Look through the records and copy each line with the string "Definitive" in it.

Stored items

-------

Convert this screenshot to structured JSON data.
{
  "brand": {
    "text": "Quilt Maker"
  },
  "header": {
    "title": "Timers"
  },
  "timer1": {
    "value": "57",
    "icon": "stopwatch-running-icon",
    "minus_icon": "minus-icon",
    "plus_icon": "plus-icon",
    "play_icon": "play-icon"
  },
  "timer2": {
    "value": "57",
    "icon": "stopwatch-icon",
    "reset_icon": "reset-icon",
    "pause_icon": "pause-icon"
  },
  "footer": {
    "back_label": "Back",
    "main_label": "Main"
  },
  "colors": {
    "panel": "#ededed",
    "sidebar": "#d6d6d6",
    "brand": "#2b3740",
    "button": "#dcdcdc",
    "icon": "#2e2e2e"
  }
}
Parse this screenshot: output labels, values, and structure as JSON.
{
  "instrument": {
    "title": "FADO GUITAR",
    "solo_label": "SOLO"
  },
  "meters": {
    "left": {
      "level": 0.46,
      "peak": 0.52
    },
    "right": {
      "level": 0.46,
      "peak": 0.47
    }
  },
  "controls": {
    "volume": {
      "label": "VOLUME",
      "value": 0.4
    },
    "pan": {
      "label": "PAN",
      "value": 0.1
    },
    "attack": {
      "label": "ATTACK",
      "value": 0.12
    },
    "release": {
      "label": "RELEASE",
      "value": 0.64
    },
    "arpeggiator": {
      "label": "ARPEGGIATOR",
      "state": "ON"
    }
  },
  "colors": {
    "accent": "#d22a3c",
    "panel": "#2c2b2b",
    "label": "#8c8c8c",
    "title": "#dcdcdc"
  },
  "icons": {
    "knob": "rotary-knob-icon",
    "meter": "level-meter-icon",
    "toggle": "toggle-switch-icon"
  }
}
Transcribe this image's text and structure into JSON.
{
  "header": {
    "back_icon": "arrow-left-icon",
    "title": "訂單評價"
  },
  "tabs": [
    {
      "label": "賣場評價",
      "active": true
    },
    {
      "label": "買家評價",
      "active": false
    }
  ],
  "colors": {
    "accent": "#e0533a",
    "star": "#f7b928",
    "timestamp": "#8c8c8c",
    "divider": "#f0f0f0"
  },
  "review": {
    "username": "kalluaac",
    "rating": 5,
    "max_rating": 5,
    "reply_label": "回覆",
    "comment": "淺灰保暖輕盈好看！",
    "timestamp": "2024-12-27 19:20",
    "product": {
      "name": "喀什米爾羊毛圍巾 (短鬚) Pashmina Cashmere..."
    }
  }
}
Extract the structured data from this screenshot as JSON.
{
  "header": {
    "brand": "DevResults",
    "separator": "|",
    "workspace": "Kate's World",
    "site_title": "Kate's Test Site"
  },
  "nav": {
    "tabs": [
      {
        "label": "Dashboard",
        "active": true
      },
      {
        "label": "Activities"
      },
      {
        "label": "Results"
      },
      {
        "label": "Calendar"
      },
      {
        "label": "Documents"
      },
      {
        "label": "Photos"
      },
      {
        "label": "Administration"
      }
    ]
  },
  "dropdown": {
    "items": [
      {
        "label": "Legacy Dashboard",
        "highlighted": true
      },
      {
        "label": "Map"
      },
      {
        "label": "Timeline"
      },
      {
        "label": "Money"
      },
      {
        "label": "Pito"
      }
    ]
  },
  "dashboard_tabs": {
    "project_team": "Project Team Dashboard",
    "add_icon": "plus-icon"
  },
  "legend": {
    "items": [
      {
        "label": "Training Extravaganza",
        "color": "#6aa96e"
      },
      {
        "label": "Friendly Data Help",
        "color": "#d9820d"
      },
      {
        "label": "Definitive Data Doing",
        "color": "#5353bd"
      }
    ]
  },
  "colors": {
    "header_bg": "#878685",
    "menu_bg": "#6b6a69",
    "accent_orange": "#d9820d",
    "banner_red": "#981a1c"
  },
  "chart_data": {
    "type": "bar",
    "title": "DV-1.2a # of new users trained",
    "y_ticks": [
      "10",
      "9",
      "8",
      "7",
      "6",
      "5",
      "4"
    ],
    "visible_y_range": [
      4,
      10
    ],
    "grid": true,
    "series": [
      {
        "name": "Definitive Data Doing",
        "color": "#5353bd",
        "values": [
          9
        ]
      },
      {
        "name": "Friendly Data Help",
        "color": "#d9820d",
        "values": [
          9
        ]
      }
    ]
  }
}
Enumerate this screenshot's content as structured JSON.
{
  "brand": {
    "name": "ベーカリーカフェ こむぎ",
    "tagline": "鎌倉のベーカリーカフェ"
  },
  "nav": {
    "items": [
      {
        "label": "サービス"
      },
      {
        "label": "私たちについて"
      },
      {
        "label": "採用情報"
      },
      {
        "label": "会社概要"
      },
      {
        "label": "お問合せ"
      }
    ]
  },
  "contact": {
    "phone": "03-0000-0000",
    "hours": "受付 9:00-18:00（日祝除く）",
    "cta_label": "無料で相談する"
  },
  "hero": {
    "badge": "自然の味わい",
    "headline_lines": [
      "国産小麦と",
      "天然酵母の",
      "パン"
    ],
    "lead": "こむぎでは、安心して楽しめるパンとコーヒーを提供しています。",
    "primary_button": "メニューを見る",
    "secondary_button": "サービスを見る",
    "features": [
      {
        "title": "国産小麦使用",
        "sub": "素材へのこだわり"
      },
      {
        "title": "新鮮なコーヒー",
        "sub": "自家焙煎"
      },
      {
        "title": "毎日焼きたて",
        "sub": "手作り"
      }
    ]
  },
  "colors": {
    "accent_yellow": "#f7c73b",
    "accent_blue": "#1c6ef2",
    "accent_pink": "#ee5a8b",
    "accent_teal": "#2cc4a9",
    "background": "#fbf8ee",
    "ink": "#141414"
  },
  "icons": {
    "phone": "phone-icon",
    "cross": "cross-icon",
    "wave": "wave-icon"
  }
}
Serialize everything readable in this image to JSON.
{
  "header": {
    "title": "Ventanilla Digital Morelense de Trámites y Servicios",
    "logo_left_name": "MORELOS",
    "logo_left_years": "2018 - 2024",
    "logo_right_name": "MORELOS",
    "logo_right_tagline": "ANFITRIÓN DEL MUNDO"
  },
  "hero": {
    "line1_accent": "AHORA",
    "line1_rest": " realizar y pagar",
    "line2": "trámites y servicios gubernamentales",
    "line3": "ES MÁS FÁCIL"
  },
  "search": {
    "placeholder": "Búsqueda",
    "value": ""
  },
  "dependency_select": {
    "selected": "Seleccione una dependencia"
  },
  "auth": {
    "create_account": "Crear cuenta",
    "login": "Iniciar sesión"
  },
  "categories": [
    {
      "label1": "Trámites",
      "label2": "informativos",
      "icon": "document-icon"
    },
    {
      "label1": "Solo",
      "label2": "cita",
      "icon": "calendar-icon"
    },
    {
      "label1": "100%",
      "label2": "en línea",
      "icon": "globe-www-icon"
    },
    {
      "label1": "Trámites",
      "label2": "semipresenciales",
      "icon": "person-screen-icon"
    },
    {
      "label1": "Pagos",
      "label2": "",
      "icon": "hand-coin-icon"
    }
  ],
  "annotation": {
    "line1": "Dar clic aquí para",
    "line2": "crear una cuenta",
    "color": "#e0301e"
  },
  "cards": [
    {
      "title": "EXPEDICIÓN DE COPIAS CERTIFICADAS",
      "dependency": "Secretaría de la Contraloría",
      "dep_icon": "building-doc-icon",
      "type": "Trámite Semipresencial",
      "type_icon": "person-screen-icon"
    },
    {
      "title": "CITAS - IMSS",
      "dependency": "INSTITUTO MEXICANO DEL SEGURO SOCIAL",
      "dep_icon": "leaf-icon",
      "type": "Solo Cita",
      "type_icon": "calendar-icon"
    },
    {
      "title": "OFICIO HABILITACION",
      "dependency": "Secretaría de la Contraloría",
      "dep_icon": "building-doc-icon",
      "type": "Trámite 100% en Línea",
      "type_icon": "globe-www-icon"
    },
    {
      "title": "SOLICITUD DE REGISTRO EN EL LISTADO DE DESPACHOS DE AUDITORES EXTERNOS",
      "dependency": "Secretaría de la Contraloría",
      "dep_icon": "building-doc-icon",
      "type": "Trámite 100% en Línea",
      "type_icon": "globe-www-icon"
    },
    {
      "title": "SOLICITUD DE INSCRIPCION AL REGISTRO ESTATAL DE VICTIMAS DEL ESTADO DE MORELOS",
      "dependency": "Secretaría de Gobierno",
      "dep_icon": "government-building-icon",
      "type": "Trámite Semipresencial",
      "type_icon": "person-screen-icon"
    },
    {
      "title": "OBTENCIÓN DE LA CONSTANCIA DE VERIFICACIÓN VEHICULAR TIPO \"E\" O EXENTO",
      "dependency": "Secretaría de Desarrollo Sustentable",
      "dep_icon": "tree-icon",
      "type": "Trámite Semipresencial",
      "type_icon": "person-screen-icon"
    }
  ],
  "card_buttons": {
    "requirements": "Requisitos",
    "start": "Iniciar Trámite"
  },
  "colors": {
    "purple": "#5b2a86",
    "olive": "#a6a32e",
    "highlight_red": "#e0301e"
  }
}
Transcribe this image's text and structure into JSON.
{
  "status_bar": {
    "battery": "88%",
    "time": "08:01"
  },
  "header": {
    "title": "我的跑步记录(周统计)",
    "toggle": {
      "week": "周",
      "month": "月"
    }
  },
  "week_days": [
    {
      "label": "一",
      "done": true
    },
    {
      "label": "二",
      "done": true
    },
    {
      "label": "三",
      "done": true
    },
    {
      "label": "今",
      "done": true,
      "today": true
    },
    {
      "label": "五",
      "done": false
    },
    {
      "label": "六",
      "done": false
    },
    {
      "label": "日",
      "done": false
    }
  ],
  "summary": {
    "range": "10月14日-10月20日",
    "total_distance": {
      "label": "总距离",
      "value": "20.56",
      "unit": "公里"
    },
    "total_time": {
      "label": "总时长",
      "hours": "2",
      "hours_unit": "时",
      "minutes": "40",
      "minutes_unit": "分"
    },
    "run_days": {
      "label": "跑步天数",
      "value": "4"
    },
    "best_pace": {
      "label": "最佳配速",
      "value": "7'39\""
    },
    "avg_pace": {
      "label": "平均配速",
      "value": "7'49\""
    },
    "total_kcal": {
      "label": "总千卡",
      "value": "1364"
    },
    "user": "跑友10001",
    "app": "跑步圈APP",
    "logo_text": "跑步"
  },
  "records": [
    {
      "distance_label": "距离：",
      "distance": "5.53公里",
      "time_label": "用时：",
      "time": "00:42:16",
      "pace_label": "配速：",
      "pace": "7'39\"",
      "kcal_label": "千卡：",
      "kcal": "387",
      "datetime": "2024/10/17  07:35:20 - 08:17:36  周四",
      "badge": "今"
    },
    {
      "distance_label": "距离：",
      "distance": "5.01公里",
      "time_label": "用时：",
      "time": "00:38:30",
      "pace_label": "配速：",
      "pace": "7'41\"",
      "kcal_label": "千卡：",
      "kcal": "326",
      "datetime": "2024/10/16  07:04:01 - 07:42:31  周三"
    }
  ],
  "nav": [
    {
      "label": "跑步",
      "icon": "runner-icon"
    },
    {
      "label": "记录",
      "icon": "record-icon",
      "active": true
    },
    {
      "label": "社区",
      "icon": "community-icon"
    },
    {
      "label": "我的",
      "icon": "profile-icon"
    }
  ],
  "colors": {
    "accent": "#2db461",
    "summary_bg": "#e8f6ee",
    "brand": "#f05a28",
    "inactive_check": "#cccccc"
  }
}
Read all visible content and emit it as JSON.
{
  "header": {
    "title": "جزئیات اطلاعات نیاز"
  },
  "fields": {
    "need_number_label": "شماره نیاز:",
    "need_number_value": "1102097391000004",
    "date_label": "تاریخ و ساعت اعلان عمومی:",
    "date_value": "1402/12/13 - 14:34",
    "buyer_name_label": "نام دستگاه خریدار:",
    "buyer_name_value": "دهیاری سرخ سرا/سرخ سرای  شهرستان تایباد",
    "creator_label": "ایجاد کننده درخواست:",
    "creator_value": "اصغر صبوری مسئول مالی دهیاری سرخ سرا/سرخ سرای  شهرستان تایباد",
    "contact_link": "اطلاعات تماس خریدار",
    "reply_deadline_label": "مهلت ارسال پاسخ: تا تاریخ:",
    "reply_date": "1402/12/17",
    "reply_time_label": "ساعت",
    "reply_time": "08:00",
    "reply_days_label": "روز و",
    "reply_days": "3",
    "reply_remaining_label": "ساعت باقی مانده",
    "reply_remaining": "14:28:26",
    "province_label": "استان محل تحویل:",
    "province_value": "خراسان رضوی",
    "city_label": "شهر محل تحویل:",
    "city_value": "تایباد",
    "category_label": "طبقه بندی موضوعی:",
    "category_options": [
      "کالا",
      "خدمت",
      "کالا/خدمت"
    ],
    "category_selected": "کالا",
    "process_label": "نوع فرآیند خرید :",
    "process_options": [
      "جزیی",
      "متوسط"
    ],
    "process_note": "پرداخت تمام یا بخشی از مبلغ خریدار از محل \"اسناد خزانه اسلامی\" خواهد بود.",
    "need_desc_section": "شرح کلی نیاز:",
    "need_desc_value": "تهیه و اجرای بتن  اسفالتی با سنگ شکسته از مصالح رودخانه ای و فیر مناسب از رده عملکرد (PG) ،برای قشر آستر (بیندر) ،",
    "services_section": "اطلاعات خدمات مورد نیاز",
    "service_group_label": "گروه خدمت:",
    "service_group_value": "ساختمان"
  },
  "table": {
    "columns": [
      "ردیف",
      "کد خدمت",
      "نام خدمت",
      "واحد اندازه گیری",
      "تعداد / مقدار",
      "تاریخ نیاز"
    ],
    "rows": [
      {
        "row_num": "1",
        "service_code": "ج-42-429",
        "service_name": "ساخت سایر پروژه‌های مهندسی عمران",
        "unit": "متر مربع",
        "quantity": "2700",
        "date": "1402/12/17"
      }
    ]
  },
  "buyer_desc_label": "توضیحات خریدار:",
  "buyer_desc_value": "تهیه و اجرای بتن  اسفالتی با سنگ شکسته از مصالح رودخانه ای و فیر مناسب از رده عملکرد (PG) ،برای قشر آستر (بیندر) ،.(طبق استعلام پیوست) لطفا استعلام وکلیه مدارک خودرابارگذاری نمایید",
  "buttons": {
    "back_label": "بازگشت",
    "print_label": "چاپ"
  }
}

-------

SOLUTION FOR THIS TASK ->
        "label": "Definitive Data Doing",
        "name": "Definitive Data Doing",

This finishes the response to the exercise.